**TASK TO CARRY OUT:**
I'd like the entire listing output verbatim, apart from the pictures.

**DATA LISTING:**
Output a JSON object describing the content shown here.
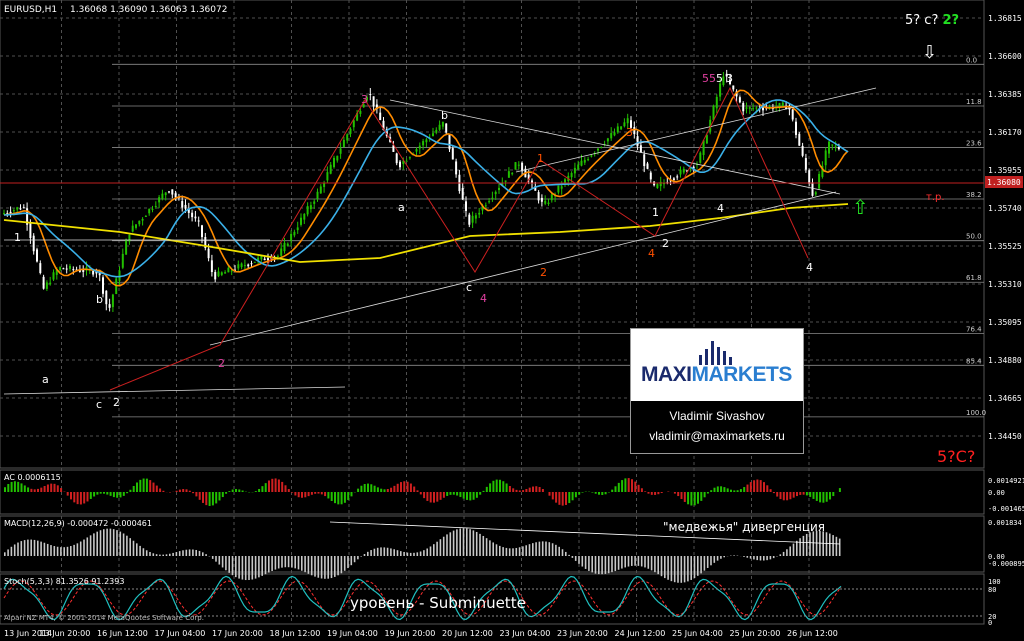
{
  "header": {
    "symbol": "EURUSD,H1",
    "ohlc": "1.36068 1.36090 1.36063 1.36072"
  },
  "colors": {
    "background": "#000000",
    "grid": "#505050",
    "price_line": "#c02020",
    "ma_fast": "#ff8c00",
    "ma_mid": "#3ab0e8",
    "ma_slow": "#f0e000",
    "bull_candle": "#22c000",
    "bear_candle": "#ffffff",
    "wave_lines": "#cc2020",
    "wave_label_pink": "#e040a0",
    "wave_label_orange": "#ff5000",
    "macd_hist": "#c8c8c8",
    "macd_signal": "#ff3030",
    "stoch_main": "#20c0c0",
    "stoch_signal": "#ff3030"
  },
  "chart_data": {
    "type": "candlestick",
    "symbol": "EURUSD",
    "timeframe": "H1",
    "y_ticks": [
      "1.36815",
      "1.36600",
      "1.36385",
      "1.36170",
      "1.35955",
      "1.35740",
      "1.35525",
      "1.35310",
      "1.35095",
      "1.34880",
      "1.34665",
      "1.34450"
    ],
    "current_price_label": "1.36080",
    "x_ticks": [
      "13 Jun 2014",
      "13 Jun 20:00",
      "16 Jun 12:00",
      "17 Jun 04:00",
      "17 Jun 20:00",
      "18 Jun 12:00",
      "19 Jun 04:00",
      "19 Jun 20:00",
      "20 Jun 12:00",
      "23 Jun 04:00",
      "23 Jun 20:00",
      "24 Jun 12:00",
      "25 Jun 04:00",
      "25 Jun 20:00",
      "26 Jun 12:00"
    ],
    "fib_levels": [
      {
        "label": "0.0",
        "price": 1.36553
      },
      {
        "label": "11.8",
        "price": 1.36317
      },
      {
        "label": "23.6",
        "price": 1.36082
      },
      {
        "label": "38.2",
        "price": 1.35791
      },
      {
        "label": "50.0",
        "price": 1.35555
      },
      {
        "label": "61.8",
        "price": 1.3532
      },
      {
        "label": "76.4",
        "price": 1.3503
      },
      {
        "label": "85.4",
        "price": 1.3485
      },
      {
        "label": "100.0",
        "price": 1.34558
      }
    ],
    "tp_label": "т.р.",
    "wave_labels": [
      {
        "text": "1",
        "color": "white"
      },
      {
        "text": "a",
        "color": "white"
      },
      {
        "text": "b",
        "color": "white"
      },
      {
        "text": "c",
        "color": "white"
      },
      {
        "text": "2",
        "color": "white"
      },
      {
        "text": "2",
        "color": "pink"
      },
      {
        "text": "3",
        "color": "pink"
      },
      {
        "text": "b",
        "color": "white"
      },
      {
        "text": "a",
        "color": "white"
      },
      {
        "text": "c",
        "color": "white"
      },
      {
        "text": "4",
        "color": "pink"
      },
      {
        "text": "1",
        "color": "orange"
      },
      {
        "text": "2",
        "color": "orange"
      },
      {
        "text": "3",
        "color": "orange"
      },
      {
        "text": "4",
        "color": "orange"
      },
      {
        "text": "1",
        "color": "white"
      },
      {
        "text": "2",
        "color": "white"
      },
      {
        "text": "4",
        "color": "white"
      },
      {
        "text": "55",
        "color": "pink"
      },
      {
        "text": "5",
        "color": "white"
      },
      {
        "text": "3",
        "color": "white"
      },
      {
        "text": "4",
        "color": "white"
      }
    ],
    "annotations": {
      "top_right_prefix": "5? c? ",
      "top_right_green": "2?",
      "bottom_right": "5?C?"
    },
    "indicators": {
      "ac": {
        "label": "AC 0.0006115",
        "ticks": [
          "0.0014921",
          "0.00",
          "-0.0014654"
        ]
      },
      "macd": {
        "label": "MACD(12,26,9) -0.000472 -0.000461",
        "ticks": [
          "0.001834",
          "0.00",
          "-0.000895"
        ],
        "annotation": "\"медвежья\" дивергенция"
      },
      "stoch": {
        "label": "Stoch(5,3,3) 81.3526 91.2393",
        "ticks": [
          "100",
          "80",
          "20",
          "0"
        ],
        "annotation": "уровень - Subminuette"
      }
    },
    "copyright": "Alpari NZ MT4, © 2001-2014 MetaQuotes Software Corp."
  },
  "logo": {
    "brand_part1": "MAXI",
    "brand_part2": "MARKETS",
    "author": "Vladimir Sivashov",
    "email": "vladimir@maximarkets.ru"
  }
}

**SOLVED PROBLEM:**
Output a JSON object describing the content shown here.
{
  "header": {
    "symbol": "EURUSD,H1",
    "ohlc": "1.36068 1.36090 1.36063 1.36072"
  },
  "colors": {
    "background": "#000000",
    "grid": "#505050",
    "price_line": "#c02020",
    "ma_fast": "#ff8c00",
    "ma_mid": "#3ab0e8",
    "ma_slow": "#f0e000",
    "bull_candle": "#22c000",
    "bear_candle": "#ffffff",
    "wave_lines": "#cc2020",
    "wave_label_pink": "#e040a0",
    "wave_label_orange": "#ff5000",
    "macd_hist": "#c8c8c8",
    "macd_signal": "#ff3030",
    "stoch_main": "#20c0c0",
    "stoch_signal": "#ff3030"
  },
  "chart_data": {
    "type": "candlestick",
    "symbol": "EURUSD",
    "timeframe": "H1",
    "y_ticks": [
      "1.36815",
      "1.36600",
      "1.36385",
      "1.36170",
      "1.35955",
      "1.35740",
      "1.35525",
      "1.35310",
      "1.35095",
      "1.34880",
      "1.34665",
      "1.34450"
    ],
    "current_price_label": "1.36080",
    "x_ticks": [
      "13 Jun 2014",
      "13 Jun 20:00",
      "16 Jun 12:00",
      "17 Jun 04:00",
      "17 Jun 20:00",
      "18 Jun 12:00",
      "19 Jun 04:00",
      "19 Jun 20:00",
      "20 Jun 12:00",
      "23 Jun 04:00",
      "23 Jun 20:00",
      "24 Jun 12:00",
      "25 Jun 04:00",
      "25 Jun 20:00",
      "26 Jun 12:00"
    ],
    "fib_levels": [
      {
        "label": "0.0",
        "price": 1.36553
      },
      {
        "label": "11.8",
        "price": 1.36317
      },
      {
        "label": "23.6",
        "price": 1.36082
      },
      {
        "label": "38.2",
        "price": 1.35791
      },
      {
        "label": "50.0",
        "price": 1.35555
      },
      {
        "label": "61.8",
        "price": 1.3532
      },
      {
        "label": "76.4",
        "price": 1.3503
      },
      {
        "label": "85.4",
        "price": 1.3485
      },
      {
        "label": "100.0",
        "price": 1.34558
      }
    ],
    "tp_label": "т.р.",
    "wave_labels": [
      {
        "text": "1",
        "color": "white"
      },
      {
        "text": "a",
        "color": "white"
      },
      {
        "text": "b",
        "color": "white"
      },
      {
        "text": "c",
        "color": "white"
      },
      {
        "text": "2",
        "color": "white"
      },
      {
        "text": "2",
        "color": "pink"
      },
      {
        "text": "3",
        "color": "pink"
      },
      {
        "text": "b",
        "color": "white"
      },
      {
        "text": "a",
        "color": "white"
      },
      {
        "text": "c",
        "color": "white"
      },
      {
        "text": "4",
        "color": "pink"
      },
      {
        "text": "1",
        "color": "orange"
      },
      {
        "text": "2",
        "color": "orange"
      },
      {
        "text": "3",
        "color": "orange"
      },
      {
        "text": "4",
        "color": "orange"
      },
      {
        "text": "1",
        "color": "white"
      },
      {
        "text": "2",
        "color": "white"
      },
      {
        "text": "4",
        "color": "white"
      },
      {
        "text": "55",
        "color": "pink"
      },
      {
        "text": "5",
        "color": "white"
      },
      {
        "text": "3",
        "color": "white"
      },
      {
        "text": "4",
        "color": "white"
      }
    ],
    "annotations": {
      "top_right_prefix": "5? c? ",
      "top_right_green": "2?",
      "bottom_right": "5?C?"
    },
    "indicators": {
      "ac": {
        "label": "AC 0.0006115",
        "ticks": [
          "0.0014921",
          "0.00",
          "-0.0014654"
        ]
      },
      "macd": {
        "label": "MACD(12,26,9) -0.000472 -0.000461",
        "ticks": [
          "0.001834",
          "0.00",
          "-0.000895"
        ],
        "annotation": "\"медвежья\" дивергенция"
      },
      "stoch": {
        "label": "Stoch(5,3,3) 81.3526 91.2393",
        "ticks": [
          "100",
          "80",
          "20",
          "0"
        ],
        "annotation": "уровень - Subminuette"
      }
    },
    "copyright": "Alpari NZ MT4, © 2001-2014 MetaQuotes Software Corp."
  },
  "logo": {
    "brand_part1": "MAXI",
    "brand_part2": "MARKETS",
    "author": "Vladimir Sivashov",
    "email": "vladimir@maximarkets.ru"
  }
}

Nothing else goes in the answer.